The fiscal challenges McGill faces are staggering. "We need $80 million a year, every year, more than we have. I do not believe the government is willing to cover it." Shapiro adds that he seems to be the only one willing to say publicly that "tuition must rise and rise substantially.
"The nightmare for McGill is to slip into mediocrity."
We must not only think of the amount of money, he said, but of who gets it. The government is somewhat willing to fund science, engineering and medicine, but not always the core subjects that make up a university.
Administratively, Shapiro foresees a need for departments to integrate further with each other, aiming to work more effectively across units. McGill must also prepare for eventual non-academic renewal.
As McGill competes for the best students, Shapiro warns, our student services must be more competitive -- "We'll have to offer student services we haven't even dreamt about." This includes more residences, space for students, career counselling and treating undergrads well. Service should send a message "Aren't you glad we're here," instead of "Aren't you glad we said hello."

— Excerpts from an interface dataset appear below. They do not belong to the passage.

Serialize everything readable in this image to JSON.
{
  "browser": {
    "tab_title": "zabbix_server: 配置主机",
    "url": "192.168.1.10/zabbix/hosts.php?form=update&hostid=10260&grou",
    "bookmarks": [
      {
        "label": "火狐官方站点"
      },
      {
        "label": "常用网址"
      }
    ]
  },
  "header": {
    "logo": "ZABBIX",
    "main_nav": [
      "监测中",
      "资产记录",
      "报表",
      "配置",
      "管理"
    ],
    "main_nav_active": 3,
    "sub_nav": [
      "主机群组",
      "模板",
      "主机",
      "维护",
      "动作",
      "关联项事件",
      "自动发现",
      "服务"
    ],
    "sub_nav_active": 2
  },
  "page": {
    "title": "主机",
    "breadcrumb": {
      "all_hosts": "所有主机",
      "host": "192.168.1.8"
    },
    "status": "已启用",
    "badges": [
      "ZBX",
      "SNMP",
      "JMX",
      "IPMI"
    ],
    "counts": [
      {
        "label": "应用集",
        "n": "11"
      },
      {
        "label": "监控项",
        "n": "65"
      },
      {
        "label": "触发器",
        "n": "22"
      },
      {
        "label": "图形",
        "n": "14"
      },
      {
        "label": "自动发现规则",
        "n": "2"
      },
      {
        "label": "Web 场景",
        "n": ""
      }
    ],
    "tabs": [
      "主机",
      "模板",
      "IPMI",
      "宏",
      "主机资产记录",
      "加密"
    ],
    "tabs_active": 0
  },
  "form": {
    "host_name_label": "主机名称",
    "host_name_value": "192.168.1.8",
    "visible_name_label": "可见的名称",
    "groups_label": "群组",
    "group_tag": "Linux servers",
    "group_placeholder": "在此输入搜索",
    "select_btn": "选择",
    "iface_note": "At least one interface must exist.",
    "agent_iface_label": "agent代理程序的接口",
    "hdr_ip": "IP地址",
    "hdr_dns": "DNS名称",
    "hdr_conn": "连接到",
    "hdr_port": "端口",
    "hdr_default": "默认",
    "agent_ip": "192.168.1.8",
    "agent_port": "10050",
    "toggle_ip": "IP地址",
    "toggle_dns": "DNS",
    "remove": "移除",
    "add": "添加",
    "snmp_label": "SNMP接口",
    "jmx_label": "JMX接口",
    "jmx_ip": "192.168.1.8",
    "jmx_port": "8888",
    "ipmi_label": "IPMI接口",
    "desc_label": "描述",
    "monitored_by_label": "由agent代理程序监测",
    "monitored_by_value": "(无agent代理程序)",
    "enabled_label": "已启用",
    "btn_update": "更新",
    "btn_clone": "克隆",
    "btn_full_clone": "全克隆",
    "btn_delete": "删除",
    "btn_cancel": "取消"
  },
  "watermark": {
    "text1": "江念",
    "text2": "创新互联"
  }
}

Internally, there is a problem of exhaustion in the community. We are understaffed and underfunded, and Shapiro urged the crowd to turn to the resources we do have, such as EAP and mentoring, and to consider rethinking the way we do things.
Above all, he said, universities are social institutions. "They do not serve our own purposes but that of society."
Yay, lunch break!
Bellies full from lunch upstairs, managers settled in to hear talks from Human Resources.
Linda Christensen and Ernie Kinney from the McGill 2000+ Administrative Process Review Centre spoke on how to assess your work processes and fix problems.
They have a six-step program that outlines how you and a team can identify work processes and select those that need improvement. Just identifying them is tougher than you think -- Kinney says he and Christensen have yet to come across a group that knew its processes.
The duo said that it's important to think outside the box, and above all else, challenge assumptions. You may believe it's clear how things happen in your department, but stop and think about it. Document the processes -- what if you win the lottery and decide not to show up for work tomorrow? Someone's going to have to know what to do.
They recommend you collect data on process change over the years so you have a benchmark for the future and can look at the best practices over time.
A bit of T & D
Human Resources director Robert Savoie, jaunty in a yellow lei, then took the stage to introduce Sophie Marcil, the new staff development specialist.
Marcil explained at length her approach to training and development, and how she will provide tools, professional training programs and design activities to improve performance by boosting skills and knowledge.
McGill employees can get training for both individual and career development. Marcil wants to ensure that all facets of development will be covered, from making sure the new hire knows where the bathroom is, to preparing departments for change. "There is no such thing as a static environment," she says, "and training and development helps us to be at ease with change." Even good change, she reminded us, means that there will be a short-term dip in productivity before all goes smoothly.
Savoie told the crowd that he'll evaluate her work by how many calls she gets. So make sure Marcil keeps busy and give her a call at 2303.
Vice-principals say their piece
The day finished with short talks from (and cheerful banter between) vice-principals Morty Yalovsky and Tony Masi, on non-academic renewal. Fortunately, this is not as pressing an issue, with only 10 percent of management staff to hit retirement age within a decade. Although Masi may feel older having weathered the "once-in-a-lifetime experience" of implementing the Banner system, we should soon be reaping the rewards of having a new system. So even if you feel old at work sometimes, a management day in a lei makes you feel younger again.